form of beneficial use of the material. With increasing environmental awareness andtightening legislative control, finding a suitable site to relocate the dredged materialcan be a major constraint on the implementation of a dredging project
. Reasons for Dredging
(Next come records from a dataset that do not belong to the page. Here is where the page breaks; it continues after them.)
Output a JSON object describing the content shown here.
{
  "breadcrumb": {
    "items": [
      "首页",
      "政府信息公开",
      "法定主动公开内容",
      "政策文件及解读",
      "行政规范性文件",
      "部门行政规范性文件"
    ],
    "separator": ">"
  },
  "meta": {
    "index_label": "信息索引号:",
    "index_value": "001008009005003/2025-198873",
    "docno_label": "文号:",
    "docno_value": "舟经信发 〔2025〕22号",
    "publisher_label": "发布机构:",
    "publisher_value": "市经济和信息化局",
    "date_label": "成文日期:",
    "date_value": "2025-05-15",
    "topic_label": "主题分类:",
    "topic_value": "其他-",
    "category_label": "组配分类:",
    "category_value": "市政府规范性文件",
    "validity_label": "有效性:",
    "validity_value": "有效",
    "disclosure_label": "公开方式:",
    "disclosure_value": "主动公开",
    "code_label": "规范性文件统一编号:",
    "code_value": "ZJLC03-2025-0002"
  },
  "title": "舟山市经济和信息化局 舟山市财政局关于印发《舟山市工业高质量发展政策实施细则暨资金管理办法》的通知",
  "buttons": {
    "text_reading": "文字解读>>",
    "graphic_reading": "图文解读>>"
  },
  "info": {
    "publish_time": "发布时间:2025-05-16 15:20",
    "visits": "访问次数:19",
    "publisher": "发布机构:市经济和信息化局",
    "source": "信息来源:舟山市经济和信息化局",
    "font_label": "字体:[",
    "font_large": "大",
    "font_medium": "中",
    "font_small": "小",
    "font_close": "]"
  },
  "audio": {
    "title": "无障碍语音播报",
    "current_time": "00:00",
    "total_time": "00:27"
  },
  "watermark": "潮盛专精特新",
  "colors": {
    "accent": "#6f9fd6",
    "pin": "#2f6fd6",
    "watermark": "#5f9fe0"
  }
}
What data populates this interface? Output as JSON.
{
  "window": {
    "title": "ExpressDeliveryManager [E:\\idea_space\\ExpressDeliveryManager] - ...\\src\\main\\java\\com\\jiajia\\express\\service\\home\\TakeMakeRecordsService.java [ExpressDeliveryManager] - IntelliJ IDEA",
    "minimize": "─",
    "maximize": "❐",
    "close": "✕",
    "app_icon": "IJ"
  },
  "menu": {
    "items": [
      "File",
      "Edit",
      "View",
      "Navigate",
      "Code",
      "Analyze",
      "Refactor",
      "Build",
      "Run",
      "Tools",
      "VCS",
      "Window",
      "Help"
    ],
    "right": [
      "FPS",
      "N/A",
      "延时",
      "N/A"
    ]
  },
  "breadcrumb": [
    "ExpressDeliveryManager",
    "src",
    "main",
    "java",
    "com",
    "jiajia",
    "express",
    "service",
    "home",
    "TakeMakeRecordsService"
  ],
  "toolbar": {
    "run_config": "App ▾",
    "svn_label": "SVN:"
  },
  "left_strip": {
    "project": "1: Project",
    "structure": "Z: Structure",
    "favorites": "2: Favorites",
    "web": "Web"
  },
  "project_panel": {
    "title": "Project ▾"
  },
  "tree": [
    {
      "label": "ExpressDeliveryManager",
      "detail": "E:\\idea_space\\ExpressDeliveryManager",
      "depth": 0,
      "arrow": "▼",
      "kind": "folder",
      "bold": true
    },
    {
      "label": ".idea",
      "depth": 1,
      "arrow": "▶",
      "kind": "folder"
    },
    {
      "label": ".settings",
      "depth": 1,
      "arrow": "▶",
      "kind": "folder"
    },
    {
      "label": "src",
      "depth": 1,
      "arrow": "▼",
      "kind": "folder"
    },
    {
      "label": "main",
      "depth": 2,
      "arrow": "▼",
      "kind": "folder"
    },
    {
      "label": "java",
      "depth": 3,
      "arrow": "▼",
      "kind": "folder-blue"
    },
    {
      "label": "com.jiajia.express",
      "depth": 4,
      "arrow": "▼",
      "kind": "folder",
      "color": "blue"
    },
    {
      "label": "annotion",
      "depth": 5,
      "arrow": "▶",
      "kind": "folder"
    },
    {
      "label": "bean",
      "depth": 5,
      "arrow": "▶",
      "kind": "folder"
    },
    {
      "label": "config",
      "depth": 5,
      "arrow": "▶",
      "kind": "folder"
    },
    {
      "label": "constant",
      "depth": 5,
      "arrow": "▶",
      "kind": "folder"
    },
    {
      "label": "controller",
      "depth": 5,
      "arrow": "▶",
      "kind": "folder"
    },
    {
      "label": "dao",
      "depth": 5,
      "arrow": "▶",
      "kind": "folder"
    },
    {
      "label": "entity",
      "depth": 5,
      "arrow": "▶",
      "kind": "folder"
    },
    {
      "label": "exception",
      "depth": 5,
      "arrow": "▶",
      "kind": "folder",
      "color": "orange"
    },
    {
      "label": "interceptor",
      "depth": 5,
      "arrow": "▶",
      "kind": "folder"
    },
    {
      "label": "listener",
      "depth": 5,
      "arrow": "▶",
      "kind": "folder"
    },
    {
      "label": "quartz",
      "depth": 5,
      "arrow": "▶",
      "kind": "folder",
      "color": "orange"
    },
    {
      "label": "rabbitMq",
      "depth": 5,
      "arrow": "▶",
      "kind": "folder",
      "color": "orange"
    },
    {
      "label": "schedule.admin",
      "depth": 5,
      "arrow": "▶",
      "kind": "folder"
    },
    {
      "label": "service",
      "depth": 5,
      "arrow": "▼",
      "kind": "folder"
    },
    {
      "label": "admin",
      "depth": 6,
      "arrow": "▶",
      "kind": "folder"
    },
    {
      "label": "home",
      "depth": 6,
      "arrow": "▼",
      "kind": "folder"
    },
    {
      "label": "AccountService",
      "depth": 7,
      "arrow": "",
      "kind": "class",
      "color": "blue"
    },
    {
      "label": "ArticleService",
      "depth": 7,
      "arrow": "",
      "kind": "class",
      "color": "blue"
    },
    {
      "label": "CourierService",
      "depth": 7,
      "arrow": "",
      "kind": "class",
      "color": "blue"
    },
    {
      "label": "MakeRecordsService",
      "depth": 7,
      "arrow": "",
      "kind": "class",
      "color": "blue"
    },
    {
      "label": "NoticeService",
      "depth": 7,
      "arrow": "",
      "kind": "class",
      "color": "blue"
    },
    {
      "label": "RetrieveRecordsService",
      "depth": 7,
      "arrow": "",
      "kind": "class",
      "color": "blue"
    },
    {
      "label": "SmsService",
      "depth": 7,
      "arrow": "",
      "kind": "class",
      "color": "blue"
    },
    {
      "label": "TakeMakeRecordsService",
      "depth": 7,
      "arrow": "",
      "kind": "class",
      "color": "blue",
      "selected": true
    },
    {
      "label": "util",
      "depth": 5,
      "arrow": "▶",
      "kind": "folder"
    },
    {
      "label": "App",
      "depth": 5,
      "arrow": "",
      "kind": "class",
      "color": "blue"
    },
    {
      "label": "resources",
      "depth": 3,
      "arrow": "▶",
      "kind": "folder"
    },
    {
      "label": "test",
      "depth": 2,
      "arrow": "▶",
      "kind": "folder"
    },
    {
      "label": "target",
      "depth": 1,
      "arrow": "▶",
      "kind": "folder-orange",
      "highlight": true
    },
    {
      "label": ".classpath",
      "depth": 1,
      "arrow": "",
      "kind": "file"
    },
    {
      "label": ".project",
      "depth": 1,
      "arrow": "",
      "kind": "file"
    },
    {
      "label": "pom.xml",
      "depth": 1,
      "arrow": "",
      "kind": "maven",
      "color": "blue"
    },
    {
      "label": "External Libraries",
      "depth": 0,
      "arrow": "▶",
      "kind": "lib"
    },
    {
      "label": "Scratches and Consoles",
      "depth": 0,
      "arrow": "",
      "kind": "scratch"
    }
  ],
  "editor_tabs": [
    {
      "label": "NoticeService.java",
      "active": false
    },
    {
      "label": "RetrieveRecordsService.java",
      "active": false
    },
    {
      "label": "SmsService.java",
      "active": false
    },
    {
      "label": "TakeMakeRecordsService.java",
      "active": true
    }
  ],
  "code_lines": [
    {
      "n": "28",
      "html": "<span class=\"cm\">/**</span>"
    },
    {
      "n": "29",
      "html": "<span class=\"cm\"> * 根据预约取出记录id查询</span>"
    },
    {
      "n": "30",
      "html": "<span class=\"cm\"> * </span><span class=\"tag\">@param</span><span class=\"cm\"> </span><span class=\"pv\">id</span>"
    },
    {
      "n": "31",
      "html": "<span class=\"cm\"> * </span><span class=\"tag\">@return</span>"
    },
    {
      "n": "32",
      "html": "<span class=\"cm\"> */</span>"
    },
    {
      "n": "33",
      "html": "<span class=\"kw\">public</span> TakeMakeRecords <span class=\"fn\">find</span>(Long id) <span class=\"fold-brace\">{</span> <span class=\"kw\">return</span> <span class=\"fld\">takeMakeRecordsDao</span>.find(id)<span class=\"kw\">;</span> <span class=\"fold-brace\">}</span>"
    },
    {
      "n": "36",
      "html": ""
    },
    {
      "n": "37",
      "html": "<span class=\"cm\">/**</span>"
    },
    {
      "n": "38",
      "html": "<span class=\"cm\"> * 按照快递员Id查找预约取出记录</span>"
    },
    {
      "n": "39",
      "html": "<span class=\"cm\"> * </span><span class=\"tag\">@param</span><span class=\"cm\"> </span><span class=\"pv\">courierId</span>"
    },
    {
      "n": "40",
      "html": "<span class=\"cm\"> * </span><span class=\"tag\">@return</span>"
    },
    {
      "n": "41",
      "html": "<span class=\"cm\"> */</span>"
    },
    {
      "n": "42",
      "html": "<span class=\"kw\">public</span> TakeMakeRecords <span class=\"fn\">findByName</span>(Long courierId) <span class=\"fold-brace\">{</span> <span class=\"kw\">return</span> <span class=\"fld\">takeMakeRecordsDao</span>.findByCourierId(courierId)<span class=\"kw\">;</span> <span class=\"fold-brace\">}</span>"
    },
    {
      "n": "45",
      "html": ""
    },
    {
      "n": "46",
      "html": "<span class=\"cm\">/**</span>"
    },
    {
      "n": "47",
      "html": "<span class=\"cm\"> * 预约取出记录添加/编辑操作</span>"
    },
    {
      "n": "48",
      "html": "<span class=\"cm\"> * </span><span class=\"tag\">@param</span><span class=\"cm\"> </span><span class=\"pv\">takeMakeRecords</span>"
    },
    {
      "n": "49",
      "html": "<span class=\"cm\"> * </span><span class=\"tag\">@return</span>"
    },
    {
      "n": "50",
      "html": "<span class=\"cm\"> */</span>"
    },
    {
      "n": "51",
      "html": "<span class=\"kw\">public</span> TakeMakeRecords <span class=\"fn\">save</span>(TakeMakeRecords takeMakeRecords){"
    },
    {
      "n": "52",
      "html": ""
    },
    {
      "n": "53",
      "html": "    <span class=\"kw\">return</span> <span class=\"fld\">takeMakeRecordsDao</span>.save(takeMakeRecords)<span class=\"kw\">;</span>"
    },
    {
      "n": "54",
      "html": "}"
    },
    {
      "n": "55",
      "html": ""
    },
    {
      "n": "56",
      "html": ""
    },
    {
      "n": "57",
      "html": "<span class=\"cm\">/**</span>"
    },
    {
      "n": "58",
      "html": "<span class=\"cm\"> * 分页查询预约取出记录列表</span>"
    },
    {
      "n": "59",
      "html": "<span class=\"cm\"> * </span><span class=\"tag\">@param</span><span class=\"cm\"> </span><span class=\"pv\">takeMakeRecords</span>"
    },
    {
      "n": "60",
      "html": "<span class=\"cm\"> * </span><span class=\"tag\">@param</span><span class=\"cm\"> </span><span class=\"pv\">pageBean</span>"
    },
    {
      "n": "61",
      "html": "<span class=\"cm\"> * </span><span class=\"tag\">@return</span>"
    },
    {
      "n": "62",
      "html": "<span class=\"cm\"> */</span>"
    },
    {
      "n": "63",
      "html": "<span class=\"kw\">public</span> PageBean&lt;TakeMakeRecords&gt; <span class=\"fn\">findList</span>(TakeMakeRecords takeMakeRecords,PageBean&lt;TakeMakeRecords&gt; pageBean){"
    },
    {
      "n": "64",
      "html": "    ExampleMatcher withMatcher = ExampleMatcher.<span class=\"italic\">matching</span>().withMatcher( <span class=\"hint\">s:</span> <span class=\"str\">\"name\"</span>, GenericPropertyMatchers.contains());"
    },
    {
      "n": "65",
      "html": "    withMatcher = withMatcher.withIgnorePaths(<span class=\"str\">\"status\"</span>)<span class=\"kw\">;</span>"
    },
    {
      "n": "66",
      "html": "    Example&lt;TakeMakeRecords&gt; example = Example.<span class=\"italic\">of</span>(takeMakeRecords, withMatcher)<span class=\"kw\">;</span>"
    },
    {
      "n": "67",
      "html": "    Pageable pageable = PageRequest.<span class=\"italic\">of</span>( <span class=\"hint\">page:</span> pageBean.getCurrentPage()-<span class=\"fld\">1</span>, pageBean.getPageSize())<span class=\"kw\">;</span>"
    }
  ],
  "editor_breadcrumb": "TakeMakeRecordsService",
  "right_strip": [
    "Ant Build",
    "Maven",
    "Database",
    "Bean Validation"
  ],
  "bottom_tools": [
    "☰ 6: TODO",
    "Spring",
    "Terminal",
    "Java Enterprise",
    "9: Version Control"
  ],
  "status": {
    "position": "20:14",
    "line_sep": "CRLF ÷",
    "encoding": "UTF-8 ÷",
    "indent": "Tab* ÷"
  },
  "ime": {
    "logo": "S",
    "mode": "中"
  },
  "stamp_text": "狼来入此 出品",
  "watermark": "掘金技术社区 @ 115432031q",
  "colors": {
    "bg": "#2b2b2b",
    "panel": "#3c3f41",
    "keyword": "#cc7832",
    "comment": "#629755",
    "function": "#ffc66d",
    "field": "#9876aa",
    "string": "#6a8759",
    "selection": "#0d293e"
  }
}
The recovery from under water of material which has some value or use is the firstmajor objective of dredging. In this instance dredging can be regarded as a form of mining. The dredging of tin ore was an early example of mineral dredging, but gold,coal, rare earths and phosphates are among other materials which are won bydredging. The dredgers involved in this type of mining are highly specialised andcustom built for a particular project. They may include some form of on-boardprocessing of the recovered material and are usually owned by the mining company.A much more common material won by dredging is sand and gravel for use inconcrete manufacture. Sea-dredged aggregate is a valuable alternative to land-based sources of these construction materials. The UK's marine-aggregate dredgingindustry is one of the largest in the world and lands many millions of tonnes of sandand gravel each year. Aggregate dredging also takes place in many inland waters,including rivers, lakes and ponds. Aggregate dredgers are usually specially designedand constructed for the particular operation and are owned and operated bycompanies whose main activity is construction material supply.The creation of new land by hydraulic fill is an important use of dredged material. Inmany coastal situations there is a great shortage of land suitable for development.One way of providing additional space is to raise the existing sea-bed levels by theplacement of suitable material recovered from another location. The dredging sitemay be one where there is a need for deeper water associated with the new land,but more usually is some natural deposit of sediment which can be dredged easilyand quickly. After transport to the area to be reclaimed, the material is pumpedashore as a suspension. The sand quickly settles to leave a compact base for suchprojects as new industry, housing, transport infrastructure and port development.The emphasis is very much on moving large volumes of material as quickly and aseconomically as possible.Beach nourishment is another aspect of dredging where the prime objective isachieved by the recovery of suitable material. Where coastlines erode and degradean alternative to the construction of such hard forms of protection as rock armourand concrete walls is the placement on the shore of natural sands and gravels,perhaps recovered from where the eroded material has deposited. By nourishing orreplenishing the beach the natural balance is maintained. This type of work requiresdredgers able to place the sand on what is often a shallow and exposed coastline.The creation or enhancement of wetlands by using finer sized dredged material isanother potential beneficial use, as is the construction of offshore berms and islands.The second main objective of dredging is the creation of deeper water. If the naturaldepths in an area are increased for the first time the activity is known as ‘capitaldredging’, ‘development dredging’ or ‘new works dredging’. With capital dredging thefull range of geotechnical materials may be encountered. ‘Soft’ material, such assand, silt and clay, may well be mixed with much stiffer clays, boulders and in somecases rock. This activity covers the construction of new harbours, ports, basins,canals and waterways.